**REQUIRED ACTION:** Find the string "kind" in the data, then copy every line where it is found.

**RECORDS SUPPLIED:**
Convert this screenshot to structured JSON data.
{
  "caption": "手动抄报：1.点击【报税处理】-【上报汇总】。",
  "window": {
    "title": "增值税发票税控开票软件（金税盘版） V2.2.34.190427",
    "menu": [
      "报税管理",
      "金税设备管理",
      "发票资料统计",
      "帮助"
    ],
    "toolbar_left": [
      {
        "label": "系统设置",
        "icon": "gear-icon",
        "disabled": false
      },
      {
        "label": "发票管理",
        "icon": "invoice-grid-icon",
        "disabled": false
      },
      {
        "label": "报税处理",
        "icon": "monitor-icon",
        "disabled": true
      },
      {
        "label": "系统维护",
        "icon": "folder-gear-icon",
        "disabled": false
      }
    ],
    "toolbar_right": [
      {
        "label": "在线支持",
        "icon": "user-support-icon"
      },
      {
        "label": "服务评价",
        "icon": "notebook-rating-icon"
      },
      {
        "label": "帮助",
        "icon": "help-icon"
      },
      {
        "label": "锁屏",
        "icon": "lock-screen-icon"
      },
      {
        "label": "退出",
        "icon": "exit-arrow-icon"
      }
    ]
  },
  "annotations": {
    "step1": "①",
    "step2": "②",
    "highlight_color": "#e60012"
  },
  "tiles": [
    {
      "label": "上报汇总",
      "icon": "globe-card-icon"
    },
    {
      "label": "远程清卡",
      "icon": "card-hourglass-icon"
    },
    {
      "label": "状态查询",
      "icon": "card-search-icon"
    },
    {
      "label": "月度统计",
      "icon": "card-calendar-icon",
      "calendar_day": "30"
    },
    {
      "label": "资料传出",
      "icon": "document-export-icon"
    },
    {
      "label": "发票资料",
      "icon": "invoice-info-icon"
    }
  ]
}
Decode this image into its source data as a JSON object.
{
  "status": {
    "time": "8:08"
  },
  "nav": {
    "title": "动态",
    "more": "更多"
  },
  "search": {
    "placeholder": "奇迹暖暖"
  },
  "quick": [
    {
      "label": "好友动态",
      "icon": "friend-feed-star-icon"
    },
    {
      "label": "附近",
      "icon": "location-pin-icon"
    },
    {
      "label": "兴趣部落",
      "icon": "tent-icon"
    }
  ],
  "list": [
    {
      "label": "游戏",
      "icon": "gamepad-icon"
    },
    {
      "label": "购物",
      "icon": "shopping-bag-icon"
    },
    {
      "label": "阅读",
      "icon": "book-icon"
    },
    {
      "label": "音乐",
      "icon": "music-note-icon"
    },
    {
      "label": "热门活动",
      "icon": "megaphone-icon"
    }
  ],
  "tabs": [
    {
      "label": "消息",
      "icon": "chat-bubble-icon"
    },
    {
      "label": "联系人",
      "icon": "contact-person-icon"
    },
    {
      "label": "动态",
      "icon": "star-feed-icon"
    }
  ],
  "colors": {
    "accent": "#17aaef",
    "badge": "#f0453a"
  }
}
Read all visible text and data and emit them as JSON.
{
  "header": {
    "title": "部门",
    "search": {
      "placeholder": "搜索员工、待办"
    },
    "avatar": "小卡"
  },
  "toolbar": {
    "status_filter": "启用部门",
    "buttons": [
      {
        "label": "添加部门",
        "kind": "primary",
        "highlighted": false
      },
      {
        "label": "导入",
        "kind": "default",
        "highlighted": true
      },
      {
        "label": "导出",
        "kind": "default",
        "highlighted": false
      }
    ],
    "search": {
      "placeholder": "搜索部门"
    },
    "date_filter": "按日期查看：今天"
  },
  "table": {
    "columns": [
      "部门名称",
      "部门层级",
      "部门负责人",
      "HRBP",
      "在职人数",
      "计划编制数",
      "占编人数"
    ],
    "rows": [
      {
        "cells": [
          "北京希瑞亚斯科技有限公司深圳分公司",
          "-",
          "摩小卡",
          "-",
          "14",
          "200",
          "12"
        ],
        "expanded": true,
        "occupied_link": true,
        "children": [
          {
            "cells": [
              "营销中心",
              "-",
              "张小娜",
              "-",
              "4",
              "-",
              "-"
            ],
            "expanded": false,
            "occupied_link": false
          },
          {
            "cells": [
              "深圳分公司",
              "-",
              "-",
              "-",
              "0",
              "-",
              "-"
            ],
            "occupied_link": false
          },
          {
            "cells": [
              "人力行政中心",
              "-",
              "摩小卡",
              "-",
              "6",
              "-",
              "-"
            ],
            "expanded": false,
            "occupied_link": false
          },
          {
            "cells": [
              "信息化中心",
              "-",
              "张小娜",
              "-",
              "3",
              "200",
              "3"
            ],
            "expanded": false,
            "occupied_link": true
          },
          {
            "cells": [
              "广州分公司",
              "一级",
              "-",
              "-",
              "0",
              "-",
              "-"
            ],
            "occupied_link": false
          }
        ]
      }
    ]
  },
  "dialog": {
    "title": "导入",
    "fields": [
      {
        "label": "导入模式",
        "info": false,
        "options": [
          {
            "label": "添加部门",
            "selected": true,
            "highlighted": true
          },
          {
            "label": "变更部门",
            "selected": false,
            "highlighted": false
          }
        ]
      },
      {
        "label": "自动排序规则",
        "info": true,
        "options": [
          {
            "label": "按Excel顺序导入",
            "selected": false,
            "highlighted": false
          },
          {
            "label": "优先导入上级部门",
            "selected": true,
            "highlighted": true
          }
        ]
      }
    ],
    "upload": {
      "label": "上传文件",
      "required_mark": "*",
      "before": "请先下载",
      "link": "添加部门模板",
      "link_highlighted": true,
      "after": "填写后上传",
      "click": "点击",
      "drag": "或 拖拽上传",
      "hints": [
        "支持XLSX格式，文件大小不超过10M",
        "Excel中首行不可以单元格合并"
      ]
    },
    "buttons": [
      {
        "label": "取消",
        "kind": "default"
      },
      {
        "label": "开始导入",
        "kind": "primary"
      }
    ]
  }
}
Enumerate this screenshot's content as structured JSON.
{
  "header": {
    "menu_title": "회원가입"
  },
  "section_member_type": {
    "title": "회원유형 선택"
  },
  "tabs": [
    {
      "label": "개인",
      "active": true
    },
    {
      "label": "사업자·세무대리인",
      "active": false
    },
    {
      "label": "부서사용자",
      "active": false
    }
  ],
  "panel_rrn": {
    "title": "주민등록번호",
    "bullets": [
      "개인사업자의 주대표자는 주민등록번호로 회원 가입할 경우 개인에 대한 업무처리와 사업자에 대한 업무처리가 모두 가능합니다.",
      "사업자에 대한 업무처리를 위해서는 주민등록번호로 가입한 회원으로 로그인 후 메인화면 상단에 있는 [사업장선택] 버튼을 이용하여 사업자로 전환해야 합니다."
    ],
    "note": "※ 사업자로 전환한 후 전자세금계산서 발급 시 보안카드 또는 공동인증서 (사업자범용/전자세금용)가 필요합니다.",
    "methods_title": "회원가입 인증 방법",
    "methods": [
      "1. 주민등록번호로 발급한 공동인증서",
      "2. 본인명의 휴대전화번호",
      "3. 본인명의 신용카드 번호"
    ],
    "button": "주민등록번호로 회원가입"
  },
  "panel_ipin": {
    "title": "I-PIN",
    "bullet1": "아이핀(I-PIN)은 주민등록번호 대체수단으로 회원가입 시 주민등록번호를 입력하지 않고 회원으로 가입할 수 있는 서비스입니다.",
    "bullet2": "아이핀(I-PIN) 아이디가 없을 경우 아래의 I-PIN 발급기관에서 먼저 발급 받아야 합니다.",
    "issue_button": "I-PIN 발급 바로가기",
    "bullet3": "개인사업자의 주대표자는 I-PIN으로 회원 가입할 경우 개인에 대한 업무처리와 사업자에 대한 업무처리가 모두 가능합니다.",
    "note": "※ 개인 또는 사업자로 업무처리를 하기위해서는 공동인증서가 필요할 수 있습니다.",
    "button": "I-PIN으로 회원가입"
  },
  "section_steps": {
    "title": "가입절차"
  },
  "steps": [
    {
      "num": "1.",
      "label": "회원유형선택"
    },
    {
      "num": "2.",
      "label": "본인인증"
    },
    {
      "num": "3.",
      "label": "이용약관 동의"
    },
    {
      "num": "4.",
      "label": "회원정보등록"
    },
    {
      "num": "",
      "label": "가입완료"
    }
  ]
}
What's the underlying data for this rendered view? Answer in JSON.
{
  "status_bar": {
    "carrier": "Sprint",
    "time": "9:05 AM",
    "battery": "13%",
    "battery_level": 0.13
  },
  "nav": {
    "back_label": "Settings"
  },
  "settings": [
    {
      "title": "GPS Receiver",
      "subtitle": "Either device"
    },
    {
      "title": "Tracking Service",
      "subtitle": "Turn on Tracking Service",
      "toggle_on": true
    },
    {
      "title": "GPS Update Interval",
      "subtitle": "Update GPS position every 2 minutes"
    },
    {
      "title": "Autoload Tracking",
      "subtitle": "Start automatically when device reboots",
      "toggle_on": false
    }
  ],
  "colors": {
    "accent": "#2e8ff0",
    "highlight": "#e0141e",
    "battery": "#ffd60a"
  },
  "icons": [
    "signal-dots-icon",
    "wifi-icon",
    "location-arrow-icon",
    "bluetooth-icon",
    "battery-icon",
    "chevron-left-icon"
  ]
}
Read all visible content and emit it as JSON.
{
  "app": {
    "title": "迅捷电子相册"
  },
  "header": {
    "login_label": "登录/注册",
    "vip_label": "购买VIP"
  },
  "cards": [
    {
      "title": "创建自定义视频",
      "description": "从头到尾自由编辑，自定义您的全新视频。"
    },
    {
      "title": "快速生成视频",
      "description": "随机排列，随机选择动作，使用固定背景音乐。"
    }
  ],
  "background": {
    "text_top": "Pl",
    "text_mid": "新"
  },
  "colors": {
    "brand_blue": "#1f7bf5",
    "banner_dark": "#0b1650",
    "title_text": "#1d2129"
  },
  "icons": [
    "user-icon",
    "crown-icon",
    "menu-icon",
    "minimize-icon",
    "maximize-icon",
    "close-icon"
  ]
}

**REPLY TO THE EXERCISE:**
        "kind": "primary",
        "kind": "default",
        "kind": "default",
        "kind": "default"
        "kind": "primary"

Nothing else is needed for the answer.